[PROMPT]: The records that follow are to be given again exactly.

[MATERIAL SUPPLIED]:
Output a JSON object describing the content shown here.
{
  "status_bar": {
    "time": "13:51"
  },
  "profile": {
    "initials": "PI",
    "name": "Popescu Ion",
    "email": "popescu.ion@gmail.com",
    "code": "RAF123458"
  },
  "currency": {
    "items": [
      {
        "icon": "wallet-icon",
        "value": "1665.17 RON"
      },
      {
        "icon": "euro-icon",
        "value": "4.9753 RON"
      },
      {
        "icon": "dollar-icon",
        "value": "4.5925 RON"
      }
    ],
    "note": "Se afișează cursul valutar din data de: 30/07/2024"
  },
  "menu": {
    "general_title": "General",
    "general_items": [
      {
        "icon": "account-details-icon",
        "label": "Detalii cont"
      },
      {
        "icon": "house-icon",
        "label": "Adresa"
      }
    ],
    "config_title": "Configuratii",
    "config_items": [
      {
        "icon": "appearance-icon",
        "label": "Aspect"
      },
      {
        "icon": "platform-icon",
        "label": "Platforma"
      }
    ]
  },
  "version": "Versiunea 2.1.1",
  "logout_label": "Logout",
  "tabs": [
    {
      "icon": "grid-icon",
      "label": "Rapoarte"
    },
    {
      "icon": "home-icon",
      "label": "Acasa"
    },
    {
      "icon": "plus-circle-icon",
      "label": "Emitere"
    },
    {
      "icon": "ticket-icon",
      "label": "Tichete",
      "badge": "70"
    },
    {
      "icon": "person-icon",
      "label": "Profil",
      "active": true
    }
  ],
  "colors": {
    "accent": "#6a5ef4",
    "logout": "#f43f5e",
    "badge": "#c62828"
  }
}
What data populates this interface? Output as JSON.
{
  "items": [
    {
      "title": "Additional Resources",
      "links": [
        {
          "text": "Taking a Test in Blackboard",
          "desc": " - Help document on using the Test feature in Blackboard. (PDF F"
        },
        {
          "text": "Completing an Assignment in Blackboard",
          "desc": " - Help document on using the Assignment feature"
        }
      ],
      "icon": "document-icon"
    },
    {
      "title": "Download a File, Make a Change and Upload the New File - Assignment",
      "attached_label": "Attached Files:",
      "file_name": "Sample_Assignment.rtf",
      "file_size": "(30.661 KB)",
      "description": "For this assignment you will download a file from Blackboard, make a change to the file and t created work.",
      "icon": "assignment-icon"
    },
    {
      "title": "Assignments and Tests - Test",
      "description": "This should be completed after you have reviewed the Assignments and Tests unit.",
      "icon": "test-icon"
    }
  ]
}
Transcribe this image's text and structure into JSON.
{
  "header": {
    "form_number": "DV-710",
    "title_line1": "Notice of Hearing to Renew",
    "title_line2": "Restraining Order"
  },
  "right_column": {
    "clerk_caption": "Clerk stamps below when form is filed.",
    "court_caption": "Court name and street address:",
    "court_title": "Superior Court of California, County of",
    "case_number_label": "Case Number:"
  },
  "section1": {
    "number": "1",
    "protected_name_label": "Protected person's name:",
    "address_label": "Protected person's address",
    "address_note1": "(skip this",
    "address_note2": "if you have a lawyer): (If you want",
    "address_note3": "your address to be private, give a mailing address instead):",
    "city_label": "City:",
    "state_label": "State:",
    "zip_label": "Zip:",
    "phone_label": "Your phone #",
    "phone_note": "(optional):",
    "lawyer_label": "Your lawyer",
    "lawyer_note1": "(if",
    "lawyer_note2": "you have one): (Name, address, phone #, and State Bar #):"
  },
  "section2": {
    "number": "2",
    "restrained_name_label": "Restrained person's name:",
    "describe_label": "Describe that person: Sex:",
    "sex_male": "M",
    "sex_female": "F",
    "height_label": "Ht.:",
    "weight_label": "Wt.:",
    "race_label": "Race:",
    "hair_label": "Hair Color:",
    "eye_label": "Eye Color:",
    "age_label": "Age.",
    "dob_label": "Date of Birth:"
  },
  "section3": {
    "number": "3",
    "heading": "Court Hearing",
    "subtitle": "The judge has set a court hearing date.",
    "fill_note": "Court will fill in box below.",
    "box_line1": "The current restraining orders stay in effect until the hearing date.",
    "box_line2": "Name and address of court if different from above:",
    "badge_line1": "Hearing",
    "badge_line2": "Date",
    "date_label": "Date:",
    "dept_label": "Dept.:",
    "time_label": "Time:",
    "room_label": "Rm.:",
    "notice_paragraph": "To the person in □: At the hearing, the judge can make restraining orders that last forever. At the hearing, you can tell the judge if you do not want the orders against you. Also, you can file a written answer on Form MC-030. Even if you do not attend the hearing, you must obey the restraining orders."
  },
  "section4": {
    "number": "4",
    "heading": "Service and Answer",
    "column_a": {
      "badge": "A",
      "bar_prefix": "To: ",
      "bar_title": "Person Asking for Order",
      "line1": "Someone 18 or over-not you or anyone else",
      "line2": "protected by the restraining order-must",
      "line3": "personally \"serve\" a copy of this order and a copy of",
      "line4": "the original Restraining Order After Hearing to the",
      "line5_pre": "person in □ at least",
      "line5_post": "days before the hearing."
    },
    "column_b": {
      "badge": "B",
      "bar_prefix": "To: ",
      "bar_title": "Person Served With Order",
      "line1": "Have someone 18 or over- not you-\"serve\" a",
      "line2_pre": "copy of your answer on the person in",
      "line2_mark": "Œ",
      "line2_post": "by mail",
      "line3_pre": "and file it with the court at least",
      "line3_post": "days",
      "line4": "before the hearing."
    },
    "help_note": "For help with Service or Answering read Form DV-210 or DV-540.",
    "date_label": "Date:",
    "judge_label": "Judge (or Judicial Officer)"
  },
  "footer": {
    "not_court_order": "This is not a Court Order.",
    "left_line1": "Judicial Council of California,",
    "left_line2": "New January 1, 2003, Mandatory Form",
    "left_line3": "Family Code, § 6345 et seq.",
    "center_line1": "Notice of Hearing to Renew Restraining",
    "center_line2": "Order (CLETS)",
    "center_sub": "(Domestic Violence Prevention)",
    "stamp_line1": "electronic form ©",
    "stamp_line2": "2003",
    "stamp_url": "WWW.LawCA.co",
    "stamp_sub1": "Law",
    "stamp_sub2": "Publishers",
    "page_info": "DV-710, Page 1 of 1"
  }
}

[TASK SOLUTION]:
Output a JSON object describing the content shown here.
{
  "status_bar": {
    "time": "13:51"
  },
  "profile": {
    "initials": "PI",
    "name": "Popescu Ion",
    "email": "popescu.ion@gmail.com",
    "code": "RAF123458"
  },
  "currency": {
    "items": [
      {
        "icon": "wallet-icon",
        "value": "1665.17 RON"
      },
      {
        "icon": "euro-icon",
        "value": "4.9753 RON"
      },
      {
        "icon": "dollar-icon",
        "value": "4.5925 RON"
      }
    ],
    "note": "Se afișează cursul valutar din data de: 30/07/2024"
  },
  "menu": {
    "general_title": "General",
    "general_items": [
      {
        "icon": "account-details-icon",
        "label": "Detalii cont"
      },
      {
        "icon": "house-icon",
        "label": "Adresa"
      }
    ],
    "config_title": "Configuratii",
    "config_items": [
      {
        "icon": "appearance-icon",
        "label": "Aspect"
      },
      {
        "icon": "platform-icon",
        "label": "Platforma"
      }
    ]
  },
  "version": "Versiunea 2.1.1",
  "logout_label": "Logout",
  "tabs": [
    {
      "icon": "grid-icon",
      "label": "Rapoarte"
    },
    {
      "icon": "home-icon",
      "label": "Acasa"
    },
    {
      "icon": "plus-circle-icon",
      "label": "Emitere"
    },
    {
      "icon": "ticket-icon",
      "label": "Tichete",
      "badge": "70"
    },
    {
      "icon": "person-icon",
      "label": "Profil",
      "active": true
    }
  ],
  "colors": {
    "accent": "#6a5ef4",
    "logout": "#f43f5e",
    "badge": "#c62828"
  }
}
What data populates this interface? Output as JSON.
{
  "items": [
    {
      "title": "Additional Resources",
      "links": [
        {
          "text": "Taking a Test in Blackboard",
          "desc": " - Help document on using the Test feature in Blackboard. (PDF F"
        },
        {
          "text": "Completing an Assignment in Blackboard",
          "desc": " - Help document on using the Assignment feature"
        }
      ],
      "icon": "document-icon"
    },
    {
      "title": "Download a File, Make a Change and Upload the New File - Assignment",
      "attached_label": "Attached Files:",
      "file_name": "Sample_Assignment.rtf",
      "file_size": "(30.661 KB)",
      "description": "For this assignment you will download a file from Blackboard, make a change to the file and t created work.",
      "icon": "assignment-icon"
    },
    {
      "title": "Assignments and Tests - Test",
      "description": "This should be completed after you have reviewed the Assignments and Tests unit.",
      "icon": "test-icon"
    }
  ]
}
Transcribe this image's text and structure into JSON.
{
  "header": {
    "form_number": "DV-710",
    "title_line1": "Notice of Hearing to Renew",
    "title_line2": "Restraining Order"
  },
  "right_column": {
    "clerk_caption": "Clerk stamps below when form is filed.",
    "court_caption": "Court name and street address:",
    "court_title": "Superior Court of California, County of",
    "case_number_label": "Case Number:"
  },
  "section1": {
    "number": "1",
    "protected_name_label": "Protected person's name:",
    "address_label": "Protected person's address",
    "address_note1": "(skip this",
    "address_note2": "if you have a lawyer): (If you want",
    "address_note3": "your address to be private, give a mailing address instead):",
    "city_label": "City:",
    "state_label": "State:",
    "zip_label": "Zip:",
    "phone_label": "Your phone #",
    "phone_note": "(optional):",
    "lawyer_label": "Your lawyer",
    "lawyer_note1": "(if",
    "lawyer_note2": "you have one): (Name, address, phone #, and State Bar #):"
  },
  "section2": {
    "number": "2",
    "restrained_name_label": "Restrained person's name:",
    "describe_label": "Describe that person: Sex:",
    "sex_male": "M",
    "sex_female": "F",
    "height_label": "Ht.:",
    "weight_label": "Wt.:",
    "race_label": "Race:",
    "hair_label": "Hair Color:",
    "eye_label": "Eye Color:",
    "age_label": "Age.",
    "dob_label": "Date of Birth:"
  },
  "section3": {
    "number": "3",
    "heading": "Court Hearing",
    "subtitle": "The judge has set a court hearing date.",
    "fill_note": "Court will fill in box below.",
    "box_line1": "The current restraining orders stay in effect until the hearing date.",
    "box_line2": "Name and address of court if different from above:",
    "badge_line1": "Hearing",
    "badge_line2": "Date",
    "date_label": "Date:",
    "dept_label": "Dept.:",
    "time_label": "Time:",
    "room_label": "Rm.:",
    "notice_paragraph": "To the person in □: At the hearing, the judge can make restraining orders that last forever. At the hearing, you can tell the judge if you do not want the orders against you. Also, you can file a written answer on Form MC-030. Even if you do not attend the hearing, you must obey the restraining orders."
  },
  "section4": {
    "number": "4",
    "heading": "Service and Answer",
    "column_a": {
      "badge": "A",
      "bar_prefix": "To: ",
      "bar_title": "Person Asking for Order",
      "line1": "Someone 18 or over-not you or anyone else",
      "line2": "protected by the restraining order-must",
      "line3": "personally \"serve\" a copy of this order and a copy of",
      "line4": "the original Restraining Order After Hearing to the",
      "line5_pre": "person in □ at least",
      "line5_post": "days before the hearing."
    },
    "column_b": {
      "badge": "B",
      "bar_prefix": "To: ",
      "bar_title": "Person Served With Order",
      "line1": "Have someone 18 or over- not you-\"serve\" a",
      "line2_pre": "copy of your answer on the person in",
      "line2_mark": "Œ",
      "line2_post": "by mail",
      "line3_pre": "and file it with the court at least",
      "line3_post": "days",
      "line4": "before the hearing."
    },
    "help_note": "For help with Service or Answering read Form DV-210 or DV-540.",
    "date_label": "Date:",
    "judge_label": "Judge (or Judicial Officer)"
  },
  "footer": {
    "not_court_order": "This is not a Court Order.",
    "left_line1": "Judicial Council of California,",
    "left_line2": "New January 1, 2003, Mandatory Form",
    "left_line3": "Family Code, § 6345 et seq.",
    "center_line1": "Notice of Hearing to Renew Restraining",
    "center_line2": "Order (CLETS)",
    "center_sub": "(Domestic Violence Prevention)",
    "stamp_line1": "electronic form ©",
    "stamp_line2": "2003",
    "stamp_url": "WWW.LawCA.co",
    "stamp_sub1": "Law",
    "stamp_sub2": "Publishers",
    "page_info": "DV-710, Page 1 of 1"
  }
}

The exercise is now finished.